In the week since the release of our sextortion reports, there have been a number of encouraging signs of legislative interest in the problem. The day Brookings released the reports, Rep.
Like many of us on the internet, sextortionists rely on pseudonyms to carry out their work, whether in order to hide their identity online or to affirmatively present a false one.
One interesting feature of the sextortion research we released this week—a feature we did not discuss in the papers themselves—is the interaction between this issue and the “going dark” debate. We left this matter out of the papers themselves because the papers were about sextortion as a phenomenon and possible solutions to the problems it poses.
When we think of cybersecurity, we don't think of sexual violence. Sexual assault, rape, and child molestation are problems of intimate contact between individuals in close proximity to one another. By contrast, we tend think of cybersecurity as a problem of remote attacks that affect governments, major corporations, and—at an individual level—people with credit card numbers or identities to steal.

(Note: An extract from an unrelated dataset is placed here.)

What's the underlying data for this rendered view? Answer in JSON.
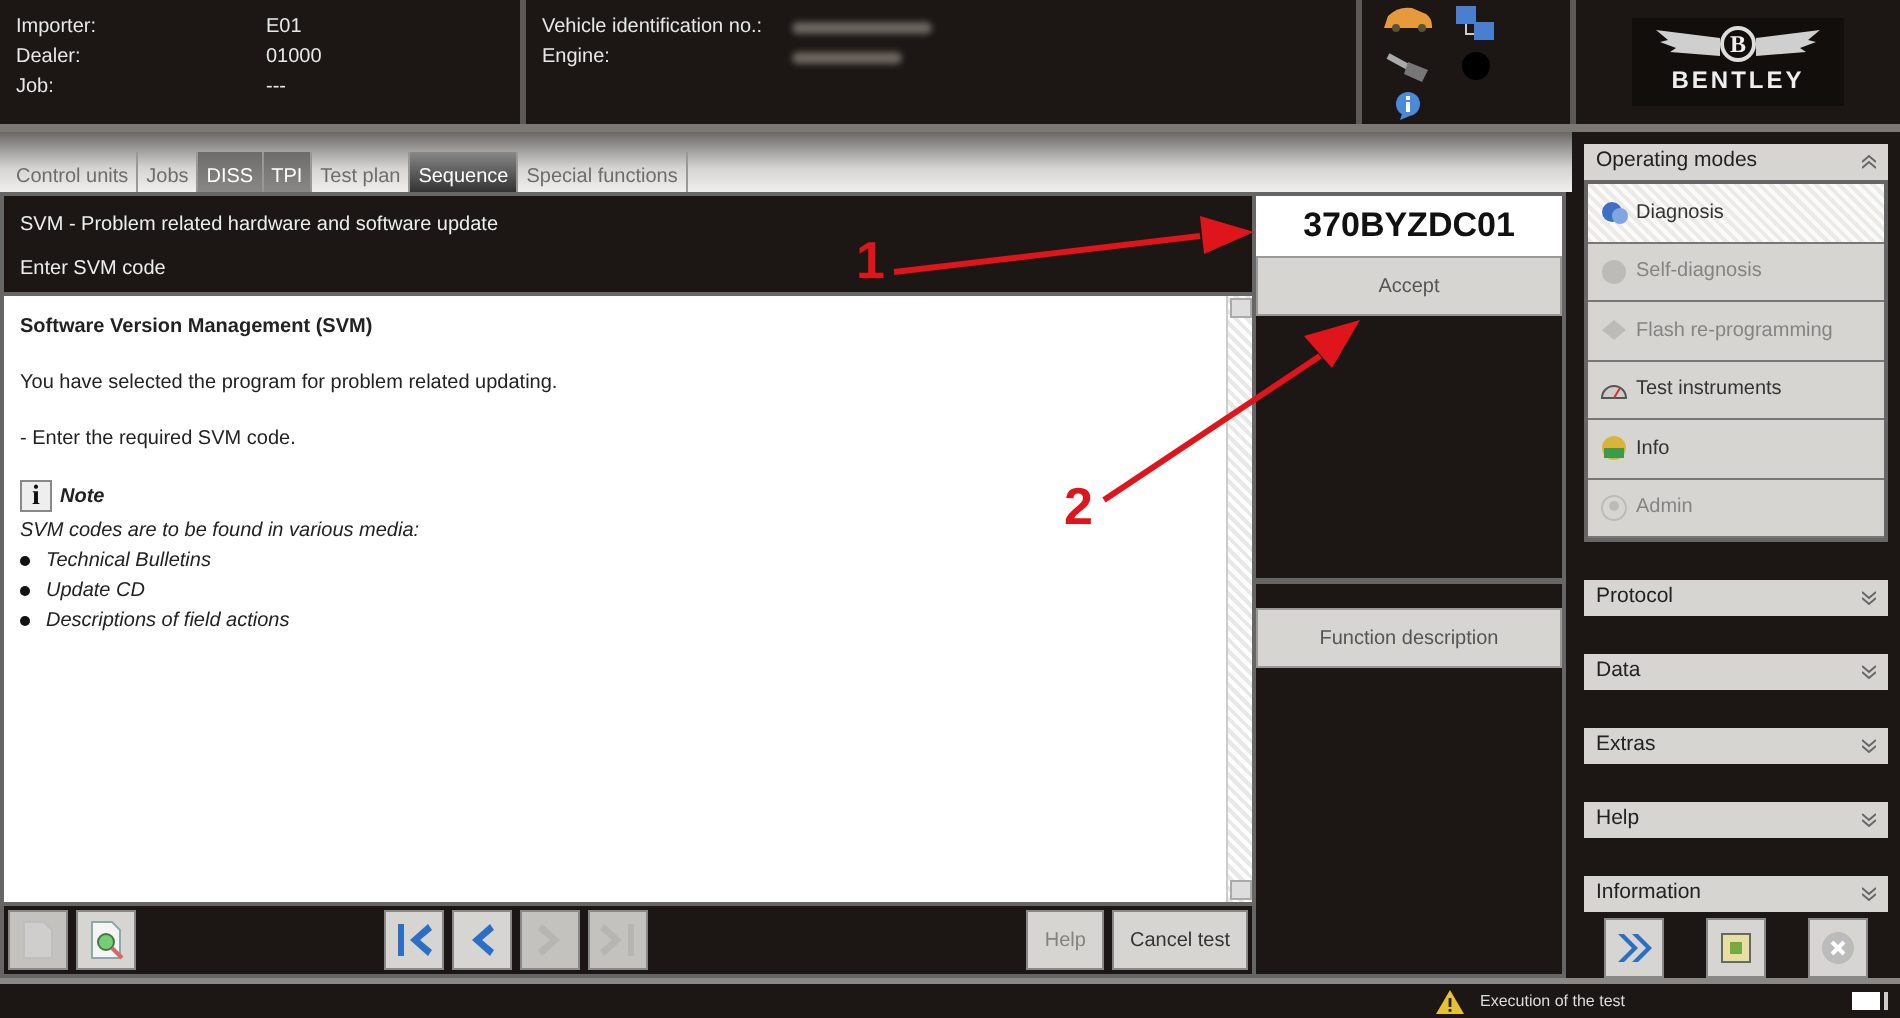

Prosecutors colloquially call it “sextortion.”
Legally speaking, there’s no such thing. The word is a kind a prosecutorial slang for a class of cases that do not correspond neatly with any known criminal offense.
This morning Benjamin Wittes hosted an online webcast previewing two new Brookings studies on "sextortion," a new form of remote sexual assault. Danielle Citron and Carrie A. Goldberg also offered their insights on cybercrime, exploring what sextortion is and what lawmakers can do to stop this egregious crime.
Next Wednesday, May 11, Brookings is holding an online event to release a pair of papers on which I and a team of Lawfare folks have spent a great deal of time over the last several months. The subject is a new form of sex crime, colloquially called "sextortion," in which a perpetrator threatens a victim online (generally with the release of compromising photos) if the victim does not produce pornography for him.